The Native Youth Olympics, or NYO Games, are games rooted in Alaska Native history in which people tested their physical and mental strength, concentration and stamina. The Games have been active since 1972, and take place once a year in the Anchorage area in February (youth division) and April (senior division).

The ten events that make up the Native Youth Olympics

  • NYO_wrist_carry

    Wrist Carry

    Kneel Jump: jump up and forward from a kneeling position, land both feet simultaneously and remain in that position without moving and or otherwise touching the floor

  • Wrist Carry: suspend entire body from a pole using just one wrist while two people carry the pole
  • Alaskan High Kick: sit on the floor balanced on one foot while holding other foot, then thrust balancing foot straight up to kick a suspended ball, then land on the kicking foot while keeping balance
  • Eskimo Stick Pull: two opponents sit facing each other gripping a stick, winner pulls up opponent or causes them to lose balance
  • Scissor Broad Jump: make four continuous hops/steps without losing balance
  • Kneel Jump

    Kneel Jump

    One-Hand Reach: balancing body weight on palm or knuckles of one hand, then touch a suspended ball with free hand, then place their free hand on the floor

  • Two-Foot High Kick: jumping with both feet simultaneously and kick a suspended ball, then land back on both feet
  • Indian Stick Pull: with feet planted on marked positions, and arms held down, two opponents must attempt to pull a tapered and greased wooden dowel from the other’s hand
  • One-Foot High Kick: take a standing or running start and jump with both feet, kick a suspended ball with one foot, then land on the kicking foot
  • Seal Hop: from a push-up position, contestants must hop — seal-like — across the floor on their hands and toes while maintaining the push-up position

Learn more about each event at the NYO Games Alaska website.

The NYO Games are rooted in traditions of survival and hunting in the harsh Alaskan terrain and climate, most notably in the winter. They were played to keep the hunters sharp and in top form.
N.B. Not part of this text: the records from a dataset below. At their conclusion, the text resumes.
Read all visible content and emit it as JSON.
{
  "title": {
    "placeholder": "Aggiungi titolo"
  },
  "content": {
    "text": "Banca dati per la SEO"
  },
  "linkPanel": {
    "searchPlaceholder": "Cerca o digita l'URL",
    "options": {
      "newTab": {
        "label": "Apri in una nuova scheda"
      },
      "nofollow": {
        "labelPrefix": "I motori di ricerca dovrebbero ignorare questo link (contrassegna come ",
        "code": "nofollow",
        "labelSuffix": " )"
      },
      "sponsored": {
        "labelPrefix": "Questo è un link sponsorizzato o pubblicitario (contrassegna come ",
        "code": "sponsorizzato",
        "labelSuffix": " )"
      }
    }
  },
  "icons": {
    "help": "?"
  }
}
The Eskimo stick pull, for instance, is based on the Native hunter exercise of pulling seals out of the water.

A testament to cultural heritage and future generations
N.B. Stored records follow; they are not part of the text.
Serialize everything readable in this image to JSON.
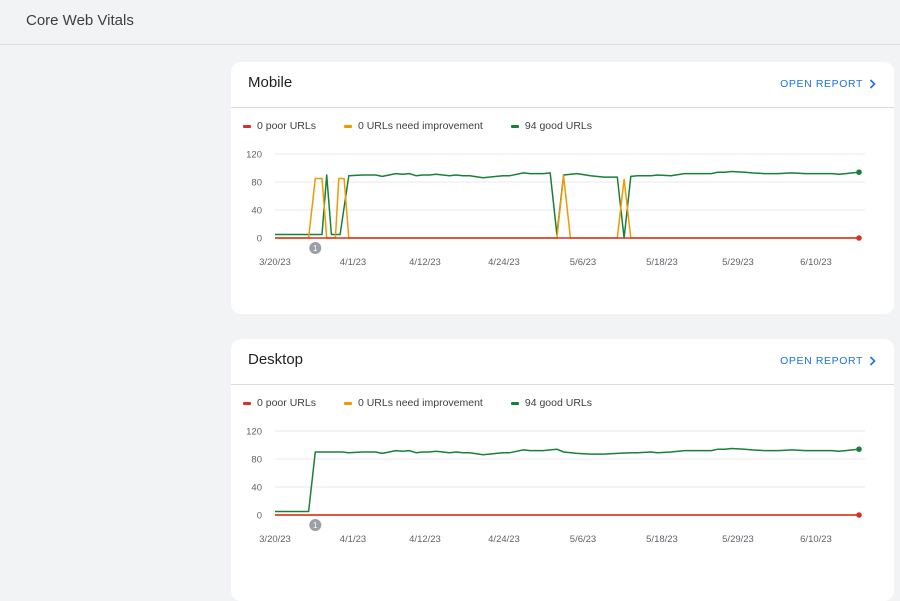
{
  "page": {
    "title": "Core Web Vitals"
  },
  "colors": {
    "poor": "#d93025",
    "needs_improvement": "#f29900",
    "good": "#188038",
    "link": "#1a73e8"
  },
  "cards": [
    {
      "title": "Mobile",
      "open_report_label": "OPEN REPORT",
      "legend": [
        {
          "label": "0 poor URLs",
          "color": "#d93025"
        },
        {
          "label": "0 URLs need improvement",
          "color": "#f29900"
        },
        {
          "label": "94 good URLs",
          "color": "#188038"
        }
      ],
      "annotation_label": "1"
    },
    {
      "title": "Desktop",
      "open_report_label": "OPEN REPORT",
      "legend": [
        {
          "label": "0 poor URLs",
          "color": "#d93025"
        },
        {
          "label": "0 URLs need improvement",
          "color": "#f29900"
        },
        {
          "label": "94 good URLs",
          "color": "#188038"
        }
      ],
      "annotation_label": "1"
    }
  ],
  "chart_data": [
    {
      "type": "line",
      "title": "Mobile",
      "x_ticks": [
        "3/20/23",
        "4/1/23",
        "4/12/23",
        "4/24/23",
        "5/6/23",
        "5/18/23",
        "5/29/23",
        "6/10/23"
      ],
      "y_ticks": [
        0,
        40,
        80,
        120
      ],
      "ylim": [
        0,
        120
      ],
      "x_range_days": [
        0,
        87
      ],
      "grid": true,
      "legend_position": "top-left",
      "annotations": [
        {
          "x_day": 6,
          "label": "1"
        }
      ],
      "series": [
        {
          "name": "poor URLs",
          "color": "#d93025",
          "points": [
            [
              0,
              0
            ],
            [
              87,
              0
            ]
          ]
        },
        {
          "name": "URLs need improvement",
          "color": "#f29900",
          "points": [
            [
              0,
              0
            ],
            [
              5,
              0
            ],
            [
              6,
              85
            ],
            [
              7,
              85
            ],
            [
              7.7,
              0
            ],
            [
              9,
              0
            ],
            [
              9.5,
              85
            ],
            [
              10.3,
              85
            ],
            [
              11,
              0
            ],
            [
              42,
              0
            ],
            [
              43,
              89
            ],
            [
              44,
              0
            ],
            [
              51,
              0
            ],
            [
              52,
              84
            ],
            [
              53,
              0
            ],
            [
              87,
              0
            ]
          ]
        },
        {
          "name": "good URLs",
          "color": "#188038",
          "points": [
            [
              0,
              5
            ],
            [
              5,
              5
            ],
            [
              7,
              5
            ],
            [
              7.7,
              90
            ],
            [
              8.4,
              5
            ],
            [
              9.7,
              5
            ],
            [
              11,
              89
            ],
            [
              13,
              90
            ],
            [
              15,
              90
            ],
            [
              16,
              88
            ],
            [
              17,
              90
            ],
            [
              18,
              92
            ],
            [
              19,
              91
            ],
            [
              20,
              92
            ],
            [
              21,
              89
            ],
            [
              22,
              90
            ],
            [
              23,
              90
            ],
            [
              24,
              91
            ],
            [
              25,
              90
            ],
            [
              26,
              89
            ],
            [
              27,
              90
            ],
            [
              28,
              89
            ],
            [
              29,
              89
            ],
            [
              31,
              86
            ],
            [
              33,
              88
            ],
            [
              34,
              89
            ],
            [
              35,
              89
            ],
            [
              37,
              93
            ],
            [
              38,
              92
            ],
            [
              40,
              92
            ],
            [
              41,
              93
            ],
            [
              42,
              5
            ],
            [
              43,
              90
            ],
            [
              45,
              92
            ],
            [
              47,
              89
            ],
            [
              49,
              87
            ],
            [
              51,
              87
            ],
            [
              52,
              0
            ],
            [
              53,
              88
            ],
            [
              54,
              89
            ],
            [
              56,
              89
            ],
            [
              57,
              90
            ],
            [
              59,
              89
            ],
            [
              61,
              92
            ],
            [
              63,
              92
            ],
            [
              65,
              92
            ],
            [
              66,
              94
            ],
            [
              67,
              94
            ],
            [
              68,
              95
            ],
            [
              70,
              94
            ],
            [
              71,
              93
            ],
            [
              73,
              92
            ],
            [
              75,
              92
            ],
            [
              77,
              93
            ],
            [
              79,
              92
            ],
            [
              81,
              92
            ],
            [
              83,
              92
            ],
            [
              84,
              91
            ],
            [
              85,
              92
            ],
            [
              86,
              93
            ],
            [
              87,
              94
            ]
          ]
        }
      ]
    },
    {
      "type": "line",
      "title": "Desktop",
      "x_ticks": [
        "3/20/23",
        "4/1/23",
        "4/12/23",
        "4/24/23",
        "5/6/23",
        "5/18/23",
        "5/29/23",
        "6/10/23"
      ],
      "y_ticks": [
        0,
        40,
        80,
        120
      ],
      "ylim": [
        0,
        120
      ],
      "x_range_days": [
        0,
        87
      ],
      "grid": true,
      "legend_position": "top-left",
      "annotations": [
        {
          "x_day": 6,
          "label": "1"
        }
      ],
      "series": [
        {
          "name": "poor URLs",
          "color": "#d93025",
          "points": [
            [
              0,
              0
            ],
            [
              87,
              0
            ]
          ]
        },
        {
          "name": "URLs need improvement",
          "color": "#f29900",
          "points": [
            [
              0,
              0
            ],
            [
              87,
              0
            ]
          ]
        },
        {
          "name": "good URLs",
          "color": "#188038",
          "points": [
            [
              0,
              5
            ],
            [
              5,
              5
            ],
            [
              6,
              90
            ],
            [
              8,
              90
            ],
            [
              10,
              90
            ],
            [
              11,
              89
            ],
            [
              13,
              90
            ],
            [
              15,
              90
            ],
            [
              16,
              88
            ],
            [
              17,
              90
            ],
            [
              18,
              92
            ],
            [
              19,
              91
            ],
            [
              20,
              92
            ],
            [
              21,
              89
            ],
            [
              22,
              90
            ],
            [
              23,
              90
            ],
            [
              24,
              91
            ],
            [
              25,
              90
            ],
            [
              26,
              89
            ],
            [
              27,
              90
            ],
            [
              28,
              89
            ],
            [
              29,
              89
            ],
            [
              31,
              86
            ],
            [
              33,
              88
            ],
            [
              34,
              89
            ],
            [
              35,
              89
            ],
            [
              37,
              93
            ],
            [
              38,
              92
            ],
            [
              40,
              92
            ],
            [
              41,
              93
            ],
            [
              42,
              94
            ],
            [
              43,
              90
            ],
            [
              45,
              88
            ],
            [
              47,
              87
            ],
            [
              49,
              87
            ],
            [
              51,
              88
            ],
            [
              53,
              89
            ],
            [
              54,
              89
            ],
            [
              56,
              90
            ],
            [
              57,
              89
            ],
            [
              59,
              90
            ],
            [
              61,
              92
            ],
            [
              63,
              92
            ],
            [
              65,
              92
            ],
            [
              66,
              94
            ],
            [
              67,
              94
            ],
            [
              68,
              95
            ],
            [
              70,
              94
            ],
            [
              71,
              93
            ],
            [
              73,
              92
            ],
            [
              75,
              92
            ],
            [
              77,
              93
            ],
            [
              79,
              92
            ],
            [
              81,
              92
            ],
            [
              83,
              92
            ],
            [
              84,
              91
            ],
            [
              85,
              92
            ],
            [
              86,
              93
            ],
            [
              87,
              94
            ]
          ]
        }
      ]
    }
  ]
}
Two Foot Kick

Two Foot Kick

The main goal of the NYO Games is to catalyze values of sportsmanship, leadership and respect to Alaska’s youth…and have fun, of course. The competition is open to all grade school students regardless of ethnicity.

The NYO Games are hosted by the Cook Inlet Tribal Council, a nonprofit social service agency. Their mission is to provide culturally appropriate services for Alaska Native people to promote self-determination through individual, family and community development. The NYO honors Alaska’s rich Native heritage and ensures Native Alaskans that the traditions of their forefathers will not be forgotten.

Image credits: NYO Games Alaska and acvbpr